My friend, Steven Michael Quezada, who had a recurring role in “Breaking Bad”, he played “Gomie”. I called him on the phone. He wasn’t working that day, but he said, “I’m going to go over to the set, Pedro, I haven’t seen you in five or six years and I want to see you again.” Me and him did theater back in Albuquerque when I lived there. So Steven came to the set, and he brought me closer to Bryan Cranston, when Bryan was taking a break.
I was able to ask [Bryan] about taped auditions. I wanted his opinion, because that’s how I won the role. I never went to the audition live.
Nowadays, in my acting classes here in the Valley, locally, when people want to learn about acting, and they want to learn about how to tape your auditions, I can teach you how to tape your auditions. To try to win a role. To tape them properly so that the casting directors can know that you’re professional.
Bryan Cranston said, when I asked him, “That is an efficient way to cast, Pedro. I can tell if you can act or not if you send me a good tape, like you did.” That was it.
EM: Almost every year you do a run of “The Life and Times of Juanito Gonzalez”. What’s the history and story of that play?
PG: It’s my children’s play that I do every year. It was born in the town of Albuquerque, where I lived for 10 years, from ‘87 to ‘97. A literacy group asked me to do a children’s story about reading and writing, but to set it on Dia de los Muertos, because they were celebrating that over there. I said, “Why don’t I just write a play instead?” They go, “Okay, yeah.” So I wrote a 20 minute play at the time, based on reading and writing, and about loving a good life. This is how the Juanito Gonzalez character started. In the next 2 to 3 years, I added some more scenes to it, and it ended up being a 55 minute play, which it has stayed at.

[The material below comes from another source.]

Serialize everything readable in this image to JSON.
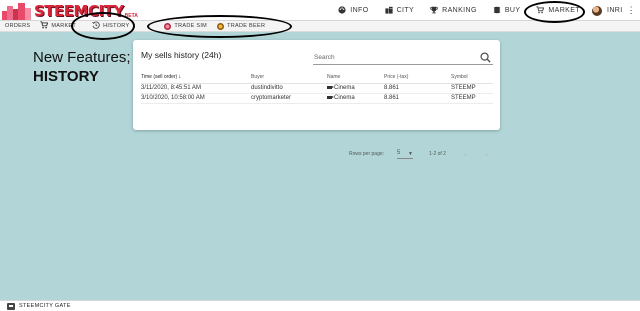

I do it every year, around October, November, because it is about a guy who has been dead for 2 years. He’s 100 years old. He comes back, pulling his hack of books to his gravesite, to clean it up before his relatives come to visit on Dia de los Muertos. Then he notices that there is an audience! So he decides to tell everybody about his beautiful, wonderful life.
It’s a beautiful play, man. I love performing “The Life and Times of Juanito Gonzalez”. Schools, museums, art centers, all over the Southwest, and anywhere in the world.
EM: What have you been up to now in 2016?
PG: I've been producing plays for the Pharr Community Theater. Now we are presenting "El Color de Nuestra Piel", in Spanish. "The Color of our Skin", famous drama that was written by in the '50 in Mexico City, and won a prestigious prize for the playwright, Celestino Gorostiza. That plays deals with racism within the same family.
I also continue to teach acting classes to adults, one on one classes, for those serious wanting to learn believable acting. That's what I've been doing.
EM: When does this new play premiere?
PG: It opens July 28, this Thursday, and runs 'till August 7th. Two consecutive weekends. The times are Thursdays, Fridays, and Saturdays at 7:30 PM, and Sundays at 3 PM.
EM: Thank you so much for your time.